Nothing accursed will be found there anymore. The throne of God and of the Lamb will be in it, and his servants will worship him.
They will look upon his face, and his name will be on their foreheads.
Night will be no more, nor will they need light from lamp or sun, for the Lord God shall give them light, and they shall reign forever and ever. --Revelation 22:3-5
Amen, Lord Jesus!

Picture credit.


Anonymous said...

Would you mind posting about two forthcoming Masses in Ireland for the Holy Year of Priests?

And if you could link to our blog/put us on your blogroll too that would be fantastic.

God bless you!

St. Conleth's CHA

Anna said...

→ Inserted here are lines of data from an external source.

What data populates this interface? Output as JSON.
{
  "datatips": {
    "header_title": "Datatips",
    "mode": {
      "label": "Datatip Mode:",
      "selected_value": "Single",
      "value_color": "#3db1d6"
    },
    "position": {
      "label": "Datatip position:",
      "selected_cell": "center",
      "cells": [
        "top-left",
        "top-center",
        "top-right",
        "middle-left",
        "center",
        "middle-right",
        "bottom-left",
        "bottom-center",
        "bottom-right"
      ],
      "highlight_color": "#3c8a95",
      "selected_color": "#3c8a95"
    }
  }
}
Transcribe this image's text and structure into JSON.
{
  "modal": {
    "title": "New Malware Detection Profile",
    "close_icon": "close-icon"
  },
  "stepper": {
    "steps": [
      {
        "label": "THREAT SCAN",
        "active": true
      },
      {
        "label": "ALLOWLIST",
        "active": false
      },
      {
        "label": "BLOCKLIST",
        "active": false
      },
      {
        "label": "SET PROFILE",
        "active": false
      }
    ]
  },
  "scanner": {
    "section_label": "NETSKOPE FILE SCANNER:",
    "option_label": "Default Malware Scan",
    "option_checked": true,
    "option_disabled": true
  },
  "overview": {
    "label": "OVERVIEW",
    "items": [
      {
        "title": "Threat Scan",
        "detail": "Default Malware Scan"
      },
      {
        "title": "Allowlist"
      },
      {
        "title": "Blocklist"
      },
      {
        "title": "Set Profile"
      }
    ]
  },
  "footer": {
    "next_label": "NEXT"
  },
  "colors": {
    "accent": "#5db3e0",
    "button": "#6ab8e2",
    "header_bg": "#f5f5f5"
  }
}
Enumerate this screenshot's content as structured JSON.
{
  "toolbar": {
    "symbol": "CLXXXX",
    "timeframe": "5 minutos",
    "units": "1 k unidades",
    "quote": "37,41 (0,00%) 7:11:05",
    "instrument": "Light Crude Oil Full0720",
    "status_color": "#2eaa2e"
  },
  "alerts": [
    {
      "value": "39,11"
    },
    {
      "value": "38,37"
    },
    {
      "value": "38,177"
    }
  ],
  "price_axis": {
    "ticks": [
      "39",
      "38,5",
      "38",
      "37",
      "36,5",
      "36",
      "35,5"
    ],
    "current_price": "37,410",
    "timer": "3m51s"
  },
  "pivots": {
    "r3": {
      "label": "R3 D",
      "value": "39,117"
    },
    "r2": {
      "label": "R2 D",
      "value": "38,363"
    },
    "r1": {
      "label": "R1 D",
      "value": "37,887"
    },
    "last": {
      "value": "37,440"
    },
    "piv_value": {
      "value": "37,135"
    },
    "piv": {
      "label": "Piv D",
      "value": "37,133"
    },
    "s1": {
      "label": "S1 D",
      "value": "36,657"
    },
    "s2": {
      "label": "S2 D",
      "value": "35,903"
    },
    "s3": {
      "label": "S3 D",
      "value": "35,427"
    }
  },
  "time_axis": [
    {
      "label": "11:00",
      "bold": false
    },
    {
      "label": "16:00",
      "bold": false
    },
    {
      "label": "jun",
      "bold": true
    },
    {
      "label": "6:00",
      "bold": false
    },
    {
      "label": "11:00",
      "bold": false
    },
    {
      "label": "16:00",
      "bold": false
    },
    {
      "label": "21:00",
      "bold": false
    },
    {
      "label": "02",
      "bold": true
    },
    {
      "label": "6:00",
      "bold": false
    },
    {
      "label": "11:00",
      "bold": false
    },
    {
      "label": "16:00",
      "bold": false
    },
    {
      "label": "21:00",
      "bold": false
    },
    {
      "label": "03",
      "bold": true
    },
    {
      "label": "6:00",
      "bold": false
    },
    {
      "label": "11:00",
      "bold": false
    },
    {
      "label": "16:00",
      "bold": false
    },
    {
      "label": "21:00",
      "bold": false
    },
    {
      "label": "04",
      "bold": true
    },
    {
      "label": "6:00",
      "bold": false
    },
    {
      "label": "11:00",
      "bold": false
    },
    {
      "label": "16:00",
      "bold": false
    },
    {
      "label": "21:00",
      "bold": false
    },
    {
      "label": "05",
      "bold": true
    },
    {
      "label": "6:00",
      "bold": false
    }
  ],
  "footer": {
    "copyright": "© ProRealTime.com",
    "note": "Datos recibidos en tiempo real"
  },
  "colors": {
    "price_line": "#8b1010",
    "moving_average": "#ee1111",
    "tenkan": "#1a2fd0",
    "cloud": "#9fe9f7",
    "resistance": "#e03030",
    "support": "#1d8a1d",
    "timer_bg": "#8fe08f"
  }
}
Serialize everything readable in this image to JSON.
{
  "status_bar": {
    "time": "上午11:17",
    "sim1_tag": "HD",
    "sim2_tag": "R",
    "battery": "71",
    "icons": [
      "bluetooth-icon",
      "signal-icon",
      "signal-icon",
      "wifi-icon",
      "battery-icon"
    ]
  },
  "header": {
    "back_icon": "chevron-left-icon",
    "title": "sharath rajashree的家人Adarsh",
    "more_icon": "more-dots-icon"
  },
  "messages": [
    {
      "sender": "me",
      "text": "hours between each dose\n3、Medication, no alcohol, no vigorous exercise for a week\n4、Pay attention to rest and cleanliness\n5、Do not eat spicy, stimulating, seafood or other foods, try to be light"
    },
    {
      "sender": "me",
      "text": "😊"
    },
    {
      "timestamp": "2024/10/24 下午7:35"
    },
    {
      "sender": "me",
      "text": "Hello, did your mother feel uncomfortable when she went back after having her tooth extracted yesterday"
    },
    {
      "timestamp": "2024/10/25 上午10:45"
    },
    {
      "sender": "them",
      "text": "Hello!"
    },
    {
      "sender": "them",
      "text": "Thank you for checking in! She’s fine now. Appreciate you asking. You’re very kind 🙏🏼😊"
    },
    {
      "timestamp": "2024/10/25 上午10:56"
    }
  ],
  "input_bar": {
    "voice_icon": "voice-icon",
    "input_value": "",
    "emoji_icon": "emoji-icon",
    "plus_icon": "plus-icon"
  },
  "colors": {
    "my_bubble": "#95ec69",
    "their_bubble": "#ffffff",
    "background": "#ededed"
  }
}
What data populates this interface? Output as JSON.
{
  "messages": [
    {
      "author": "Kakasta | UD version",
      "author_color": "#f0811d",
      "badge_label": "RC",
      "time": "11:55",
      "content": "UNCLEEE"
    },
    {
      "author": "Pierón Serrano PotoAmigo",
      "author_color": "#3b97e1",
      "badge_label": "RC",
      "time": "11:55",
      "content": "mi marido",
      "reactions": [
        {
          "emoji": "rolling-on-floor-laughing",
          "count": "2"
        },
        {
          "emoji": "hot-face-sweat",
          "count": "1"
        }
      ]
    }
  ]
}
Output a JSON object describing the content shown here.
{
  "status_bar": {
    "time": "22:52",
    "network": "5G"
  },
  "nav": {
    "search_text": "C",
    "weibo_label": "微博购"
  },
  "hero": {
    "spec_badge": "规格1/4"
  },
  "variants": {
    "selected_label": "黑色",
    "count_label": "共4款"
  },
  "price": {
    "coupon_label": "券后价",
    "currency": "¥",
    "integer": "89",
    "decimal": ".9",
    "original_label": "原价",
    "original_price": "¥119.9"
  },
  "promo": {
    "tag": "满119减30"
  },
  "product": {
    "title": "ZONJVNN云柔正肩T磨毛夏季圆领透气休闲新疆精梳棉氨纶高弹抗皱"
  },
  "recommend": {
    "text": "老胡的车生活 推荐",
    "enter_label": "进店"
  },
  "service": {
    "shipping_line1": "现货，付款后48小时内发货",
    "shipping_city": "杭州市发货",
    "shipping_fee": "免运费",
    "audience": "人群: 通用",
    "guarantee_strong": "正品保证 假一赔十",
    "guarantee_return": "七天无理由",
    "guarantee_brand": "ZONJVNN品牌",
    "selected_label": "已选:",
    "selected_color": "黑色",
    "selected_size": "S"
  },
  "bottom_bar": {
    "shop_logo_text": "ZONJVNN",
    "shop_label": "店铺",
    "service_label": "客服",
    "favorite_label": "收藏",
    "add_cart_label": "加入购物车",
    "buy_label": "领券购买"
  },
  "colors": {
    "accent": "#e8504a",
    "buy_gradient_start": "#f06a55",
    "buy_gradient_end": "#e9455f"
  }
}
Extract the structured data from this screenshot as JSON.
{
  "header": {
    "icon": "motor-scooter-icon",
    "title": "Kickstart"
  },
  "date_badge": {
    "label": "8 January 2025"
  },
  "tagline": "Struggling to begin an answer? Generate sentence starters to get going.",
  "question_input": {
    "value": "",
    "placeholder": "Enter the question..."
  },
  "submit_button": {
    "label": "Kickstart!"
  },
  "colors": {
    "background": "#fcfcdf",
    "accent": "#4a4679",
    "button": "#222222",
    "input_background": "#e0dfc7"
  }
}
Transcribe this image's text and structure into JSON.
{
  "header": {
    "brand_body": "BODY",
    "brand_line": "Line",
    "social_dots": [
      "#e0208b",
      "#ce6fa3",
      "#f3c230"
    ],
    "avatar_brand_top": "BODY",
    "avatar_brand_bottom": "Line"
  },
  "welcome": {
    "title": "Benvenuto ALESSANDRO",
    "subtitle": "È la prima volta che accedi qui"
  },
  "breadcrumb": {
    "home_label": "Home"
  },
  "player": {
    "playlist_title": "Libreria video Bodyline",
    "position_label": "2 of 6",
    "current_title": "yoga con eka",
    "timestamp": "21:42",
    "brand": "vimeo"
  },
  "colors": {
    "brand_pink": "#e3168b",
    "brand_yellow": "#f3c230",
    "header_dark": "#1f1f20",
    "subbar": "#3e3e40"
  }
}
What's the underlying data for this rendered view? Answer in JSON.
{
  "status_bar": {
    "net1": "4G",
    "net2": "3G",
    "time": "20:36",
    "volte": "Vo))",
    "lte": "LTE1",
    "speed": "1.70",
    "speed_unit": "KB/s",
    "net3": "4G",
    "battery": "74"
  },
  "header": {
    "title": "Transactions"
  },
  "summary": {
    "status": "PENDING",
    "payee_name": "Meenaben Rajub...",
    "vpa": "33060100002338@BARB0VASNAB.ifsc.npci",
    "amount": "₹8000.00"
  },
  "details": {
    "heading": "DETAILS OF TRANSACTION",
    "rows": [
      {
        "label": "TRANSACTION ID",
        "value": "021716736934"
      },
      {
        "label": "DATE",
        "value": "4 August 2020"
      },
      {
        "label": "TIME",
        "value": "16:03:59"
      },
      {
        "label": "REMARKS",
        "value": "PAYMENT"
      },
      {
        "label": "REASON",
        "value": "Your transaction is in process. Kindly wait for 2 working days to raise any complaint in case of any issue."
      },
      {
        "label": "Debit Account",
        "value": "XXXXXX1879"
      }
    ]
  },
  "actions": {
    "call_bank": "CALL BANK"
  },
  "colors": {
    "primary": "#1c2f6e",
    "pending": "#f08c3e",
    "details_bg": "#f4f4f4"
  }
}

That was a beautiful reflection, Tienne! You are totally right that the details of the future don't matter. That anxiety about making sure the future was *just right* was something that has been difficult for me to let go of. (And, to be sure, I'm still working on it.) But it makes such a big difference when I let go and let God be in charge.

Jessica said...

"The details of my future aren't important. What's important is that I turn to God and make Him the center of anything I do." <-- I think this is very true. It reminds me of an interview I heard with Dallas Willard yesterday, where he pointed out that the gospel is that we can turn to God, and ask, and He will allow us to work alongside him, starting now, in our daily work, and what we do will be a part of His kingdom. That "thy kingdom come" is not just a prayer for the future, but for the present.